But just because  circumstances aren’t changing as fast as we’d like doesn’t mean that we can’t change how we ARE with them. To that end, here are some ideas:

  1. Embrace Patience – Yeah, I know, “easier said than done.” And you’re right. But sometimes a few deep breaths and a commitment to “be more patient” can go a long way, or least help us  get over the hump-du-jour.
  2. Focus on the Journey, rather than the Destination – Poet Don Williams, Jr. said, “The road of life twists and turns and no two directions are ever the same. Yet our lessons come from the journey, not the destination.” A fair point. So what ARE the lessons to be learned from this journey “twisting and turning” in this way? And how might we, if we so choose, travel in this direction with greater clarity and ease? (Perhaps of note, Williams is also quoted as saying, “Any day above ground is a good one,” so clearly, he knows a thing or two about setting constructive expectations!)
  3. Get Busy – Perhaps the easiest way to take our minds off of the things that are bugging us, though, is to put them to work on something else – something more constructive. So what ELSE is on that to-do list of ours? What have we been MEANING to work on that, for whatever reasons, we haven’t gotten to yet? Maybe it’s time to refocus our energies in one of THOSE directions for a while and see what that does for us. 

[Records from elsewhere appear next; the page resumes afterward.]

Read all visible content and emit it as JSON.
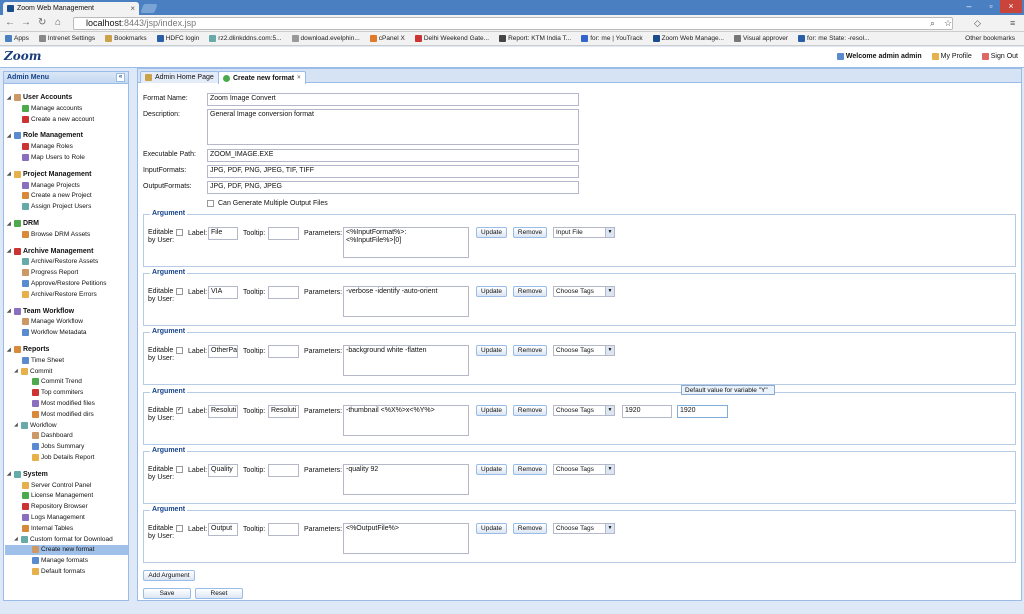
{
  "browser": {
    "tab_title": "Zoom Web Management",
    "url_host": "localhost",
    "url_path": ":8443/jsp/index.jsp",
    "bookmarks": [
      "Apps",
      "Intrenet Settings",
      "Bookmarks",
      "HDFC login",
      "rz2.dlinkddns.com:5...",
      "download.evelphin...",
      "cPanel X",
      "Delhi Weekend Gate...",
      "Report: KTM India T...",
      "for: me | YouTrack",
      "Zoom Web Manage...",
      "Visual approver",
      "for: me State: -resol..."
    ],
    "other_bookmarks": "Other bookmarks"
  },
  "app": {
    "logo": "Zoom",
    "welcome": "Welcome admin admin",
    "my_profile": "My Profile",
    "sign_out": "Sign Out"
  },
  "sidebar": {
    "title": "Admin Menu",
    "collapse": "«",
    "groups": [
      {
        "label": "User Accounts",
        "items": [
          "Manage accounts",
          "Create a new account"
        ]
      },
      {
        "label": "Role Management",
        "items": [
          "Manage Roles",
          "Map Users to Role"
        ]
      },
      {
        "label": "Project Management",
        "items": [
          "Manage Projects",
          "Create a new Project",
          "Assign Project Users"
        ]
      },
      {
        "label": "DRM",
        "items": [
          "Browse DRM Assets"
        ]
      },
      {
        "label": "Archive Management",
        "items": [
          "Archive/Restore Assets",
          "Progress Report",
          "Approve/Restore Petitions",
          "Archive/Restore Errors"
        ]
      },
      {
        "label": "Team Workflow",
        "items": [
          "Manage Workflow",
          "Workflow Metadata"
        ]
      },
      {
        "label": "Reports",
        "items": [
          "Time Sheet",
          "Commit",
          "Commit Trend",
          "Top commiters",
          "Most modified files",
          "Most modified dirs",
          "Workflow",
          "Dashboard",
          "Jobs Summary",
          "Job Details Report"
        ]
      },
      {
        "label": "System",
        "items": [
          "Server Control Panel",
          "License Management",
          "Repository Browser",
          "Logs Management",
          "Internal Tables",
          "Custom format for Download",
          "Create new format",
          "Manage formats",
          "Default formats"
        ]
      }
    ]
  },
  "tabs": [
    "Admin Home Page",
    "Create new format"
  ],
  "form": {
    "format_name_label": "Format Name:",
    "format_name": "Zoom Image Convert",
    "description_label": "Description:",
    "description": "General Image conversion format",
    "exec_label": "Executable Path:",
    "exec": "ZOOM_IMAGE.EXE",
    "input_label": "InputFormats:",
    "input": "JPG, PDF, PNG, JPEG, TIF, TIFF",
    "output_label": "OutputFormats:",
    "output": "JPG, PDF, PNG, JPEG",
    "multi_label": "Can Generate Multiple Output Files"
  },
  "argument_labels": {
    "title": "Argument",
    "editable": "Editable",
    "by_user": "by User:",
    "label": "Label:",
    "tooltip": "Tooltip:",
    "parameters": "Parameters:",
    "update": "Update",
    "remove": "Remove"
  },
  "arguments": [
    {
      "checked": false,
      "label": "File",
      "tooltip": "",
      "p1": "<%InputFormat%>:",
      "p2": "<%InputFile%>[0]",
      "select": "Input File"
    },
    {
      "checked": false,
      "label": "VIA",
      "tooltip": "",
      "p1": "-verbose -identify -auto-orient",
      "p2": "",
      "select": "Choose Tags"
    },
    {
      "checked": false,
      "label": "OtherPa",
      "tooltip": "",
      "p1": "-background white -flatten",
      "p2": "",
      "select": "Choose Tags"
    },
    {
      "checked": true,
      "label": "Resoluti",
      "tooltip": "Resoluti",
      "p1": "-thumbnail <%X%>x<%Y%>",
      "p2": "",
      "select": "Choose Tags",
      "x": "1920",
      "y": "1920"
    },
    {
      "checked": false,
      "label": "Quality",
      "tooltip": "",
      "p1": "-quality 92",
      "p2": "",
      "select": "Choose Tags"
    },
    {
      "checked": false,
      "label": "Output",
      "tooltip": "",
      "p1": "<%OutputFile%>",
      "p2": "",
      "select": "Choose Tags"
    }
  ],
  "tooltip_popup": "Default value for variable \"Y\"",
  "buttons": {
    "add": "Add Argument",
    "save": "Save",
    "reset": "Reset"
  }
}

The change (of perspective AND attention) would likely do us good, I’m thinking. How about you?

Share this:

Interview Practice Questions

Want to “up your game” on EITHER side of the job interview conversation? Try asking/answering some of these questions:

  • What’s a career accomplishment you’re most proud of?
  • What’s a decision you wish you could do over?
  • What current initiatives are you working on?
  • What’s one thing you’re trying to do better?
  • How do you measure your personal effectiveness?
  • What lessons have you learned from the recession?
  • Who’s your favorite sports figure?
  • What book are you currently reading?
  • What’s a pet peeve of yours?
  • If you weren’t in this field, what field would you be in?

Adapted from CIO Profiles at

Share this:

Conducting Better Job Applicant Interviews’s 3 Interview Questions That Reveal Everything really DOES live up to its applicant-vetting promise. For each job listed on a  job candidate’s resume, simply ask these three questions:

  1. How did you find out about the job?
  2. What did you like about the job before you started?
  3. Why did you leave?
“Move quickly, and don’t ask for detail,” suggests author Jeff Haden. “And don’t ask follow-up questions, at least not yet.” But be prepared to be amazed.

How did you find out about the job?

Most people find their first few jobs via job boards, general postings, online listings, job fairs, etc., “so that’s certainly not a red flag,” continues Haden. But if a candidate hasn’t been recruited by a prior boss or colleague by Job Three, Four, or Five, that likely indicates that the person was unable to build the type of trusting relationships you likely want for your organization.

“On the flip side,” says Haden, “being pulled in is like a great reference – without the letter.”

What did you like about the job before you started?

If you repeatedly hear phrases like “great opportunity,” “chance to learn about the industry,” or “next step in my career,” that’s another red flag.

Why did you leave?

People leave jobs for a variety of interesting reasons, some good, many less so. But “resist the temptation” to ask for more detail. Just ask the question and and let your candidates say what they will.

“In the process, many candidates will describe issues with management or disagreements with other employees or with taking responsibility – issues they otherwise would not have shared.”

When vetting applicants for leadership positions, there’s one additional question to ask:

How many people have you hired, and where did you find them?

It’s one thing when a leader can assume responsibility for a team that was already in place. But when employees, gainfully employed elsewhere, are willing to change jobs just so they can work with a particular boss,  well, that says something else entirely about that leader.

Simple. Powerful. Effective. Dont’ you agree?!

Image Source:
Special thanks to coaching colleague Donna Karlin who shared the article in a LinkedIn update.

Share this: